Then, The Client Saw The Treads
During construction, the client saw the treads exposed. They were so excited by the look, that the architect changed the rail design from steel back to glass. “The clients were bold enough to say what they really wanted. They really got it,” observed the architect.
Phase II: Glass Rail
At this point, the technical problems involved the attachment of the glass panels to the stair treads, the shaping and mating of the panels to one another in a seamless fashion, and addressing seismic concerns. The panels also had to be joined to one another along the vertical seams. The top edge of the panels was rail-less.
Phase III: Full-Size Physical Mockups
Full-size physical mockups built onsite out of plywood were an important part of the process of determining the glass layout. By this point, the stairs themselves were already installed, so the mockups consisted of shaping plywood panels as stand-ins for the glass panels to come. Then, the glass panels could be shaped using the plywood panels as a pattern.
Bolting it Down
To attach the glass panels to the stair treads, a special standoff bolt was used.
Structurally Sound Rail-Free Design

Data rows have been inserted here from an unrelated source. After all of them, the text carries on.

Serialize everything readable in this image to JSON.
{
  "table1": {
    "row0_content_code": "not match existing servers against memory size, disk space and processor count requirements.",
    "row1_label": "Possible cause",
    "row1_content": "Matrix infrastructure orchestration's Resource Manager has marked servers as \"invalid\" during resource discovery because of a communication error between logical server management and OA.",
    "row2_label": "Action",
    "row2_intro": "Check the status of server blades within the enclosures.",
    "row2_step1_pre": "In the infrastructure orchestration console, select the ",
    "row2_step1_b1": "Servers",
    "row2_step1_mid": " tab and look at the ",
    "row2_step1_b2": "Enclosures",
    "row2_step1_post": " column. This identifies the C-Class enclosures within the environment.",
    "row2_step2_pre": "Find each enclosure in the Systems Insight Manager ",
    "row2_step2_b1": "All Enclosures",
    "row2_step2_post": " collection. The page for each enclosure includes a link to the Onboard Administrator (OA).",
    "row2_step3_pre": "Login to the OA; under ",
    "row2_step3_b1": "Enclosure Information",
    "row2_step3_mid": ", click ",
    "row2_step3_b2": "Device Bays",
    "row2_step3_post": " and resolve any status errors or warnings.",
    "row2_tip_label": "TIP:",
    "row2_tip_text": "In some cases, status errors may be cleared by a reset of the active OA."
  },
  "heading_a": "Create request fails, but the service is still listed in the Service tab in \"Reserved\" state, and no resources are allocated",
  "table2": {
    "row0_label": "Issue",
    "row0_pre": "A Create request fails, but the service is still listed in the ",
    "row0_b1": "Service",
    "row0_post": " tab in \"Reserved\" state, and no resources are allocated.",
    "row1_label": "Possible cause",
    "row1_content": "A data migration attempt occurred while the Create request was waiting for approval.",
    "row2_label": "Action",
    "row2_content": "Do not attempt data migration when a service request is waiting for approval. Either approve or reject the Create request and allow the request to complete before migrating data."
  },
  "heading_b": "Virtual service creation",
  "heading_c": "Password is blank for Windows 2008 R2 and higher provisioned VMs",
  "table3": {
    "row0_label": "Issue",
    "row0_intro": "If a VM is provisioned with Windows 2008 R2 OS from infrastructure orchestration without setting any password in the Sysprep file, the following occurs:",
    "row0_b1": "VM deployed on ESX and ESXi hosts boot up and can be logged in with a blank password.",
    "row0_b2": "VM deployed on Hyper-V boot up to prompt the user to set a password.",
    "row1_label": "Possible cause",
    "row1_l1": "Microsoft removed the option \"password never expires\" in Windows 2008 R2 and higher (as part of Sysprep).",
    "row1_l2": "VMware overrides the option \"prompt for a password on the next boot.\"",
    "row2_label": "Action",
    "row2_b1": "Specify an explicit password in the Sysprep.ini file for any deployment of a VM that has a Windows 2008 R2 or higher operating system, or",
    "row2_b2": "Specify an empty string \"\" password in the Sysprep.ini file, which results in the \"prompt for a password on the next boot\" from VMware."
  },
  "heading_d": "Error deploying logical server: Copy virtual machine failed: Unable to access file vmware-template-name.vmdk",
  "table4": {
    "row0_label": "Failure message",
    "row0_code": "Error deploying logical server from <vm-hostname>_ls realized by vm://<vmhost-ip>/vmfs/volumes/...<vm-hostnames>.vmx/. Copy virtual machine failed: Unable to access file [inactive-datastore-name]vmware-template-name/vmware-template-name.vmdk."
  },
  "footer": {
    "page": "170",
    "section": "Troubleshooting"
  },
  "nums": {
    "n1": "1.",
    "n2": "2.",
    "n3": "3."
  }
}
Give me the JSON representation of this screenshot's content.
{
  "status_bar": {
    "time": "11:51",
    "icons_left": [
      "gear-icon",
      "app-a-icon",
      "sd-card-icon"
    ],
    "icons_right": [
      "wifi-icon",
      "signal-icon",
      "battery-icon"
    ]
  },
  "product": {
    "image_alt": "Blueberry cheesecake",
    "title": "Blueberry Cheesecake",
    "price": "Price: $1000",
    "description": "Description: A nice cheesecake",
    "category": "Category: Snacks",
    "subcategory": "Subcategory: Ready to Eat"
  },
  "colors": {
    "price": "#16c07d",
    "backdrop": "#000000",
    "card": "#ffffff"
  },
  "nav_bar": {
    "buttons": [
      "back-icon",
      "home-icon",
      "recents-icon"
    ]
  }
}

The design called for the glass panels to be attached at the bottom, and caulked together along the seams, with no attachment at the top. How would this work in earthquake country? Would the glass panels experience too much flexion along that top ridge? A structural engineering analysis created recommendations for tempered and laminated glass, showing major stress points and validating the final materials and detailing.
Flex points show for each of the stair rail attachments along the bottom. The top flex point in the center is how a rail-less glass panel attached only at the sides and bottom could be expected to behave. The panel is attached at either side to other glass panels with a specially rated flexible silicon caulking.
The final result has a sculptural quality to it. The stair appears to float in space as an invitation to ascend.
About the author
Rebecca Firestone has been working in the Bay Area since 1998 as a technical writer, business content developer, architectural filing lady, marketing director, and sorcerer’s apprentice.